▸ **Task goal**
Reproduce each entry below in full, exactly as it was given.

▸ **Given information**
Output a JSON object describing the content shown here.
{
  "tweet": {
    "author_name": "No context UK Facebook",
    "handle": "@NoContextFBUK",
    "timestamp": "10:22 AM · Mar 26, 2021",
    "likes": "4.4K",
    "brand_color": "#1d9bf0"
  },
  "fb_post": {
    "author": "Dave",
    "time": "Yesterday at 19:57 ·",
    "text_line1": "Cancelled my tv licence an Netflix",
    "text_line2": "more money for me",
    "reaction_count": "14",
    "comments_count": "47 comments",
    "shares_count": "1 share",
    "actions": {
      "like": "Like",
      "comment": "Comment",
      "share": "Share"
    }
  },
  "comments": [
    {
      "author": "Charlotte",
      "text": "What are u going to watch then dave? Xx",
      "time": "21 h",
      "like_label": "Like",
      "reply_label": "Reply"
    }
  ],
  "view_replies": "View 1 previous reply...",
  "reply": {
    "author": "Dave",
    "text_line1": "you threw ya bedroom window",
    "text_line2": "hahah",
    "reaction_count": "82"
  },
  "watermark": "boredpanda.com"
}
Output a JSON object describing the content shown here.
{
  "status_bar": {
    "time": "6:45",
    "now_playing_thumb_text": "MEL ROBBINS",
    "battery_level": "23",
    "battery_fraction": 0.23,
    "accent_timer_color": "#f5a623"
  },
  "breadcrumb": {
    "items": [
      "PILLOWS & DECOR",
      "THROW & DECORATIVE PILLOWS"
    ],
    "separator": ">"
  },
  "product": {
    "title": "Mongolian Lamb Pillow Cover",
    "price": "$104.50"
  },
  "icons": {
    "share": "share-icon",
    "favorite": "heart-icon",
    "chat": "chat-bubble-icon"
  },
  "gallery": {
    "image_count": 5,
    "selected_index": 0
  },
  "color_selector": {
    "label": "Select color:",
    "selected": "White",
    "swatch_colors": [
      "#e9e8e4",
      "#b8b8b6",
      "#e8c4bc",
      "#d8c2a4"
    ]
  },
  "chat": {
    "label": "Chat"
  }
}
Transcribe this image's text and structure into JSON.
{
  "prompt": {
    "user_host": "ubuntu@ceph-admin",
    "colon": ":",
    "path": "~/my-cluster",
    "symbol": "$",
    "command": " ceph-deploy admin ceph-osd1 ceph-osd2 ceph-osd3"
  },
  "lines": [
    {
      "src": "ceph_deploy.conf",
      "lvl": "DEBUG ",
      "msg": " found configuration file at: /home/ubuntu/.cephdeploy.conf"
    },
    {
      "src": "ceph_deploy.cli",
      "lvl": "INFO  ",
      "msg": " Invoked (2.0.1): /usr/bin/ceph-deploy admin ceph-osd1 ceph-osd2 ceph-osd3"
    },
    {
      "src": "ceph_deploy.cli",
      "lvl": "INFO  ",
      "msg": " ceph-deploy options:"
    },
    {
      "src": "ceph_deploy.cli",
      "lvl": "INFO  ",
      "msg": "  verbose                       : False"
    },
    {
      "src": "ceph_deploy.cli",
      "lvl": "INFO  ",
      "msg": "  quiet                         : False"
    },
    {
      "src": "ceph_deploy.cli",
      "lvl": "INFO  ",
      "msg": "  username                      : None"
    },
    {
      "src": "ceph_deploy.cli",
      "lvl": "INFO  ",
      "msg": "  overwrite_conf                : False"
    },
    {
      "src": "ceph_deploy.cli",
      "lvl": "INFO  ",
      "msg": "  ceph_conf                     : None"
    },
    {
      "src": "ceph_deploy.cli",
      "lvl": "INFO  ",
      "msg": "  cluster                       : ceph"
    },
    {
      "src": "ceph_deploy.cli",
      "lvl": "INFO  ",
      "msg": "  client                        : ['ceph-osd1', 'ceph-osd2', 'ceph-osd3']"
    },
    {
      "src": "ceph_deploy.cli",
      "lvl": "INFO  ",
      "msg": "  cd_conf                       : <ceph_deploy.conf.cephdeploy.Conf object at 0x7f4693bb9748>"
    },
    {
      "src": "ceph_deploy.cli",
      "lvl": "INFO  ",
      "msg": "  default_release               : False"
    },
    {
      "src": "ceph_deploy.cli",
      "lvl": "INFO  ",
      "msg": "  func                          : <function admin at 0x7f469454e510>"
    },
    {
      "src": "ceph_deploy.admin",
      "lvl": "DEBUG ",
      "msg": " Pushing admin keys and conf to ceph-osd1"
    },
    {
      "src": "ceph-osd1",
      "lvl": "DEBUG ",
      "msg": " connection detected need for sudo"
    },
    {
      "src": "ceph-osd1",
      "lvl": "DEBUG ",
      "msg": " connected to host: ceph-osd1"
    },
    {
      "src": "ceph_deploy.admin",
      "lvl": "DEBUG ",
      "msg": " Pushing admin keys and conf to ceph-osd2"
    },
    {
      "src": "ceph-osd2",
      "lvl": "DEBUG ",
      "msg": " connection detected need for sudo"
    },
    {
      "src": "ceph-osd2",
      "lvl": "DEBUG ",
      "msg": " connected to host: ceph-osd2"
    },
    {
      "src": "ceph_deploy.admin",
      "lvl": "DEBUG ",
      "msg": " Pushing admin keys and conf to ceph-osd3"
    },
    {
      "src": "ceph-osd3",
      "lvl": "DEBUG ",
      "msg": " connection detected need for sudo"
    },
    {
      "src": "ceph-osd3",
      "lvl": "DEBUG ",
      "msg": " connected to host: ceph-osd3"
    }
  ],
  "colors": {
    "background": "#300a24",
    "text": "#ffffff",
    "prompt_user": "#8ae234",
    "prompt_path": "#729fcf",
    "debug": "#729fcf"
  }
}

▸ **Answer space**
Output a JSON object describing the content shown here.
{
  "tweet": {
    "author_name": "No context UK Facebook",
    "handle": "@NoContextFBUK",
    "timestamp": "10:22 AM · Mar 26, 2021",
    "likes": "4.4K",
    "brand_color": "#1d9bf0"
  },
  "fb_post": {
    "author": "Dave",
    "time": "Yesterday at 19:57 ·",
    "text_line1": "Cancelled my tv licence an Netflix",
    "text_line2": "more money for me",
    "reaction_count": "14",
    "comments_count": "47 comments",
    "shares_count": "1 share",
    "actions": {
      "like": "Like",
      "comment": "Comment",
      "share": "Share"
    }
  },
  "comments": [
    {
      "author": "Charlotte",
      "text": "What are u going to watch then dave? Xx",
      "time": "21 h",
      "like_label": "Like",
      "reply_label": "Reply"
    }
  ],
  "view_replies": "View 1 previous reply...",
  "reply": {
    "author": "Dave",
    "text_line1": "you threw ya bedroom window",
    "text_line2": "hahah",
    "reaction_count": "82"
  },
  "watermark": "boredpanda.com"
}
Output a JSON object describing the content shown here.
{
  "status_bar": {
    "time": "6:45",
    "now_playing_thumb_text": "MEL ROBBINS",
    "battery_level": "23",
    "battery_fraction": 0.23,
    "accent_timer_color": "#f5a623"
  },
  "breadcrumb": {
    "items": [
      "PILLOWS & DECOR",
      "THROW & DECORATIVE PILLOWS"
    ],
    "separator": ">"
  },
  "product": {
    "title": "Mongolian Lamb Pillow Cover",
    "price": "$104.50"
  },
  "icons": {
    "share": "share-icon",
    "favorite": "heart-icon",
    "chat": "chat-bubble-icon"
  },
  "gallery": {
    "image_count": 5,
    "selected_index": 0
  },
  "color_selector": {
    "label": "Select color:",
    "selected": "White",
    "swatch_colors": [
      "#e9e8e4",
      "#b8b8b6",
      "#e8c4bc",
      "#d8c2a4"
    ]
  },
  "chat": {
    "label": "Chat"
  }
}
Transcribe this image's text and structure into JSON.
{
  "prompt": {
    "user_host": "ubuntu@ceph-admin",
    "colon": ":",
    "path": "~/my-cluster",
    "symbol": "$",
    "command": " ceph-deploy admin ceph-osd1 ceph-osd2 ceph-osd3"
  },
  "lines": [
    {
      "src": "ceph_deploy.conf",
      "lvl": "DEBUG ",
      "msg": " found configuration file at: /home/ubuntu/.cephdeploy.conf"
    },
    {
      "src": "ceph_deploy.cli",
      "lvl": "INFO  ",
      "msg": " Invoked (2.0.1): /usr/bin/ceph-deploy admin ceph-osd1 ceph-osd2 ceph-osd3"
    },
    {
      "src": "ceph_deploy.cli",
      "lvl": "INFO  ",
      "msg": " ceph-deploy options:"
    },
    {
      "src": "ceph_deploy.cli",
      "lvl": "INFO  ",
      "msg": "  verbose                       : False"
    },
    {
      "src": "ceph_deploy.cli",
      "lvl": "INFO  ",
      "msg": "  quiet                         : False"
    },
    {
      "src": "ceph_deploy.cli",
      "lvl": "INFO  ",
      "msg": "  username                      : None"
    },
    {
      "src": "ceph_deploy.cli",
      "lvl": "INFO  ",
      "msg": "  overwrite_conf                : False"
    },
    {
      "src": "ceph_deploy.cli",
      "lvl": "INFO  ",
      "msg": "  ceph_conf                     : None"
    },
    {
      "src": "ceph_deploy.cli",
      "lvl": "INFO  ",
      "msg": "  cluster                       : ceph"
    },
    {
      "src": "ceph_deploy.cli",
      "lvl": "INFO  ",
      "msg": "  client                        : ['ceph-osd1', 'ceph-osd2', 'ceph-osd3']"
    },
    {
      "src": "ceph_deploy.cli",
      "lvl": "INFO  ",
      "msg": "  cd_conf                       : <ceph_deploy.conf.cephdeploy.Conf object at 0x7f4693bb9748>"
    },
    {
      "src": "ceph_deploy.cli",
      "lvl": "INFO  ",
      "msg": "  default_release               : False"
    },
    {
      "src": "ceph_deploy.cli",
      "lvl": "INFO  ",
      "msg": "  func                          : <function admin at 0x7f469454e510>"
    },
    {
      "src": "ceph_deploy.admin",
      "lvl": "DEBUG ",
      "msg": " Pushing admin keys and conf to ceph-osd1"
    },
    {
      "src": "ceph-osd1",
      "lvl": "DEBUG ",
      "msg": " connection detected need for sudo"
    },
    {
      "src": "ceph-osd1",
      "lvl": "DEBUG ",
      "msg": " connected to host: ceph-osd1"
    },
    {
      "src": "ceph_deploy.admin",
      "lvl": "DEBUG ",
      "msg": " Pushing admin keys and conf to ceph-osd2"
    },
    {
      "src": "ceph-osd2",
      "lvl": "DEBUG ",
      "msg": " connection detected need for sudo"
    },
    {
      "src": "ceph-osd2",
      "lvl": "DEBUG ",
      "msg": " connected to host: ceph-osd2"
    },
    {
      "src": "ceph_deploy.admin",
      "lvl": "DEBUG ",
      "msg": " Pushing admin keys and conf to ceph-osd3"
    },
    {
      "src": "ceph-osd3",
      "lvl": "DEBUG ",
      "msg": " connection detected need for sudo"
    },
    {
      "src": "ceph-osd3",
      "lvl": "DEBUG ",
      "msg": " connected to host: ceph-osd3"
    }
  ],
  "colors": {
    "background": "#300a24",
    "text": "#ffffff",
    "prompt_user": "#8ae234",
    "prompt_path": "#729fcf",
    "debug": "#729fcf"
  }
}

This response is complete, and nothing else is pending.